I just wish the FB group included a pronunciation guide to help me navigate my way through the cheese case. In spite of my CIA background, I’m still at a total loss pronouncing various cheese names. I find my self mumbling and pointing and otherwise hoping to bluff my way through. I need a good online resource for fromage pronunciation.
Also, speaking of questions of pronunciation. I say “Wine AND Market” because I always think of the movie Romeo + Juliet, obviously pronounced Romeo and Juliet. But I’ve heard “Wine Market” from some of my pals. How do you say it?
Whatever your answer, if you’ve been to Wine + Market before, shout out with a comment to let them know Lexington loves them! Also, I want to hear about your favorite cheese, local product, or wine. What culinary finds make the shopping experience fun for you?
Visit W+M on Urban Spoon, if you’d like to read other reviews or add your own:
(Update, December 2010: At the time I wrote this article, bankrupting myself on cheese and wine at W+M marked the extent of my involvement in the place. But now, I find myself in their employ at sister restaurant Table 310, where I make the desserts for dinner service. I also make various goodies, from chocolate chip cookies to brioche, which we then sell over at W+M. )
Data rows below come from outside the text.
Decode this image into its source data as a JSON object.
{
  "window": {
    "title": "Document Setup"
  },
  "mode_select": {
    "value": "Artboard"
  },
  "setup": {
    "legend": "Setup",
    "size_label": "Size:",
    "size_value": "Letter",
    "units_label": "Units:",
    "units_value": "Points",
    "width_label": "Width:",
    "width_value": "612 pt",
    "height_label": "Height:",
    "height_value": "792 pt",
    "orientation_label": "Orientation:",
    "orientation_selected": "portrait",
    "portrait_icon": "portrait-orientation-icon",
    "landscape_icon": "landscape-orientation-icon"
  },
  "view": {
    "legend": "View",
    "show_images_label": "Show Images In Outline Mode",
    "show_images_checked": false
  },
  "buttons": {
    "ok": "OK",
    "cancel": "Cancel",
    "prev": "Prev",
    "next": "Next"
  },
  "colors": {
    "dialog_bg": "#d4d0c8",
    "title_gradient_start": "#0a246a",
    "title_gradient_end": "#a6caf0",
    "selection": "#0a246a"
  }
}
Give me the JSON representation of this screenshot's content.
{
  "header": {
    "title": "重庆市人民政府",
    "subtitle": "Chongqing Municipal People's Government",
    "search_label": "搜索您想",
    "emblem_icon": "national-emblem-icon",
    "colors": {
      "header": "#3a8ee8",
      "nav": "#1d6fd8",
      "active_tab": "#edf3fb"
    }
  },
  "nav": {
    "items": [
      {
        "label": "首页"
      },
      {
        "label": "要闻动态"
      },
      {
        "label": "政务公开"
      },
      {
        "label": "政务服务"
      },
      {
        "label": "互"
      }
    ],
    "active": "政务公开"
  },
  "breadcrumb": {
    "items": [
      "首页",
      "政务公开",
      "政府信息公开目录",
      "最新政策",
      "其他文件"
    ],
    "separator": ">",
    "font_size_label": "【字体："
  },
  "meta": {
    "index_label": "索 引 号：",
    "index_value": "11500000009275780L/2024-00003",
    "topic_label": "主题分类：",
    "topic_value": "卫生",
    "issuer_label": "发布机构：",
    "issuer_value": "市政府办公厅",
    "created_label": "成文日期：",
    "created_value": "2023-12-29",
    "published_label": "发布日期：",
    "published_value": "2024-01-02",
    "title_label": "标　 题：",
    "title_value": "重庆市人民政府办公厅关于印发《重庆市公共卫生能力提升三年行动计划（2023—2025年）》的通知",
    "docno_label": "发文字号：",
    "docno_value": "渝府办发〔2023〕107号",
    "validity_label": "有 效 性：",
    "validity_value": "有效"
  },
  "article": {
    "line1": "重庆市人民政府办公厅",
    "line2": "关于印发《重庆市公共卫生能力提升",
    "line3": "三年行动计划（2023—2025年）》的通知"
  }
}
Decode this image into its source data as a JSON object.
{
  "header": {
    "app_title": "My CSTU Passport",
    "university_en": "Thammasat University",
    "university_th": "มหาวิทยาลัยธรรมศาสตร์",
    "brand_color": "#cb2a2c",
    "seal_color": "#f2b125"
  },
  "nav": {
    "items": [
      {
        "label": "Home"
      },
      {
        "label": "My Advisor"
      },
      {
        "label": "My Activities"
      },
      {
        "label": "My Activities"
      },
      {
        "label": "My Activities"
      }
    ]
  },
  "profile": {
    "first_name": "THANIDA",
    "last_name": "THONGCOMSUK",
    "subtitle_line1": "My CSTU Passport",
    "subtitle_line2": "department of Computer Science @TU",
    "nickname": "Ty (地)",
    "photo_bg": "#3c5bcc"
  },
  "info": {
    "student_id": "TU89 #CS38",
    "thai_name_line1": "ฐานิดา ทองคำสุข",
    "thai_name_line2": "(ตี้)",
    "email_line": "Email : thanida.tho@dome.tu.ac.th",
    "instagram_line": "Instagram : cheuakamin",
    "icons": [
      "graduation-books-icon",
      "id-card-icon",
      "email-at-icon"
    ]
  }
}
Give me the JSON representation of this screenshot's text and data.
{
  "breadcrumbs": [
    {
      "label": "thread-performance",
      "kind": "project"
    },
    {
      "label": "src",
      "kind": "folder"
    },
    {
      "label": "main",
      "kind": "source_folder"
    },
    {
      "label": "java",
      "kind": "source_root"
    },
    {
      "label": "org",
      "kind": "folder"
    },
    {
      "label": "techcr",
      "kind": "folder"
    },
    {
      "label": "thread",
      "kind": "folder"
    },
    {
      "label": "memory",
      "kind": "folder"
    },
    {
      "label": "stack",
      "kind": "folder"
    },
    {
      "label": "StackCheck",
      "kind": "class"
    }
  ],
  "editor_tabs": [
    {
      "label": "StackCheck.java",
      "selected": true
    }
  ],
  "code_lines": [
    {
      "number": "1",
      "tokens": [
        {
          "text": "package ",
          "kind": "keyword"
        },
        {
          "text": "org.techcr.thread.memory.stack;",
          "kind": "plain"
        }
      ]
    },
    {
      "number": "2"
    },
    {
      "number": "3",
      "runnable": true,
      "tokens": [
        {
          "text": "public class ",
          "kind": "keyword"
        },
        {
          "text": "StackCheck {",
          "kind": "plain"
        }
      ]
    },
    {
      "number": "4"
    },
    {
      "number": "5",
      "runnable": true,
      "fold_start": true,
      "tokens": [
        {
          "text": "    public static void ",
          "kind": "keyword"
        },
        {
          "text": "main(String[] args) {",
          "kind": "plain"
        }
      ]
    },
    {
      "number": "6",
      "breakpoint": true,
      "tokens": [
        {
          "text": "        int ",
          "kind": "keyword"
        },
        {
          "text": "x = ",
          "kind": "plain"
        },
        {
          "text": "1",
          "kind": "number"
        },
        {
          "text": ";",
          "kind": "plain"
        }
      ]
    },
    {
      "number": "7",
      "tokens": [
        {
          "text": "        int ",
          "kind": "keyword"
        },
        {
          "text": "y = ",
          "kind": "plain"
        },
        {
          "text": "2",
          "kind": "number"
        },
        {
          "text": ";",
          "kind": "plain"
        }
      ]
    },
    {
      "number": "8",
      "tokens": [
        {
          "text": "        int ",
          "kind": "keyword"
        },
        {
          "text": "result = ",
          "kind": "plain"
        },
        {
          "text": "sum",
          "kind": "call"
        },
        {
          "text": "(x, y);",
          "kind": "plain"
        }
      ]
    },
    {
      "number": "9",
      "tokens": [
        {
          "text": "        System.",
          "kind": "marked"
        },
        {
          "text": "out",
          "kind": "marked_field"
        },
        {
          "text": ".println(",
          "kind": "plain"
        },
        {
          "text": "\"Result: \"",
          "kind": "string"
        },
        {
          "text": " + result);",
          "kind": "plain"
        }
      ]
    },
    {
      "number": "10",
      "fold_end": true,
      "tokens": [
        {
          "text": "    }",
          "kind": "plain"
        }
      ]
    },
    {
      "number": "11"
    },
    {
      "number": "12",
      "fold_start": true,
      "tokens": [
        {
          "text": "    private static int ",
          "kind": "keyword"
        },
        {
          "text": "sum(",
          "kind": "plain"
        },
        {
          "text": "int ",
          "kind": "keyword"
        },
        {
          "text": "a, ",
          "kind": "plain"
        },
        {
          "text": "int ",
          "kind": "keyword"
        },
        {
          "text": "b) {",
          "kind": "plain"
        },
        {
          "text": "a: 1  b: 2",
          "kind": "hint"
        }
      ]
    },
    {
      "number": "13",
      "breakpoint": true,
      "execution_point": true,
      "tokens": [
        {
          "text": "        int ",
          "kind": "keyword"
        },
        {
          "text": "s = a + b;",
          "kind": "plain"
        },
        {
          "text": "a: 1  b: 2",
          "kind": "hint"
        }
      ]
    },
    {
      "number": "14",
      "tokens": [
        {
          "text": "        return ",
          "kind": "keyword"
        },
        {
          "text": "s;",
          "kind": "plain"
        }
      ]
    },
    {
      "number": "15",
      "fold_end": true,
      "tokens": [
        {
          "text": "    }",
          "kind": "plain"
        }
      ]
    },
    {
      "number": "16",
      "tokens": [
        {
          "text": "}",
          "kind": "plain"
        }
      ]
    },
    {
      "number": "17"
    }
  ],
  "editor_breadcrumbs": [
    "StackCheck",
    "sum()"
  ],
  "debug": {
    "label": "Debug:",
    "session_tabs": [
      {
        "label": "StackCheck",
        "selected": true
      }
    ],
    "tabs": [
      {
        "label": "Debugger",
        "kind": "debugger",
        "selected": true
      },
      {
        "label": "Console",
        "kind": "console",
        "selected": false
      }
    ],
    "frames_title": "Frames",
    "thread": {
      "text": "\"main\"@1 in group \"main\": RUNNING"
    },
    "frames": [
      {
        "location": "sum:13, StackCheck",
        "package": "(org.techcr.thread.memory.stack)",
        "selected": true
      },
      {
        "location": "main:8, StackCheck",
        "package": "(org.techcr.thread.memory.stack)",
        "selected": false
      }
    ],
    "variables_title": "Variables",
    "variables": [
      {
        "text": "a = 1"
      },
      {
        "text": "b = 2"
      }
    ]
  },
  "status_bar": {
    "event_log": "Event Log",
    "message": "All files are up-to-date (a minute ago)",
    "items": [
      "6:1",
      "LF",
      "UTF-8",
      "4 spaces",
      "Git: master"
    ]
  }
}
5 comments and counting
Oct 05, 2010 · 11:56 PM
I say “Dubya-n-Em” or, more often, just “Krim’s” when I’m referring to Wine+Market. And I’m 10,000 percent with you on just how beautiful and photogenic and good to be in this place is. I particularly love the photo with the round lights in the room and mirror, Rosco. So fine!
· Rona Roberts · http://www.savoringkentucky.com
Oct 06, 2010 · 9:41 AM
Rona, I am totally with you! 99% of the time I’m, “Gonna stop by Krim’s for a bottle of wine.” I think that’s the sign of how much you love a place.
Oct 06, 2010 · 1:12 PM
Toby and I went on a photo expedition in Lexington two years ago and stumbled upon that place. I photographed the windows from the outside. Sadly, they weren’t open and every time I seem to be in the area they aren’t. I will have to make a point of going to a tasting! Your article of the place is lovely!
· Angela · http://uneasyorembarrassed.blogspot.com/
Mar 09, 2017 · 10:21 PM
Hi there are using Wordpress for your blog platform? I’m new to the blog world but I’m trying to get started and set
up my own. Do you need any html coding knowledge to make your own blog?
Any help would be really appreciated!
Mar 15, 2017 · 1:24 PM
Right now it sounds like Expression Engine is the best blogging platform available right now.
(from what I’ve read) Is that what you’re using on your blog?
· Augusto de Arruda Botelho · http://bit.ly/2noNb2j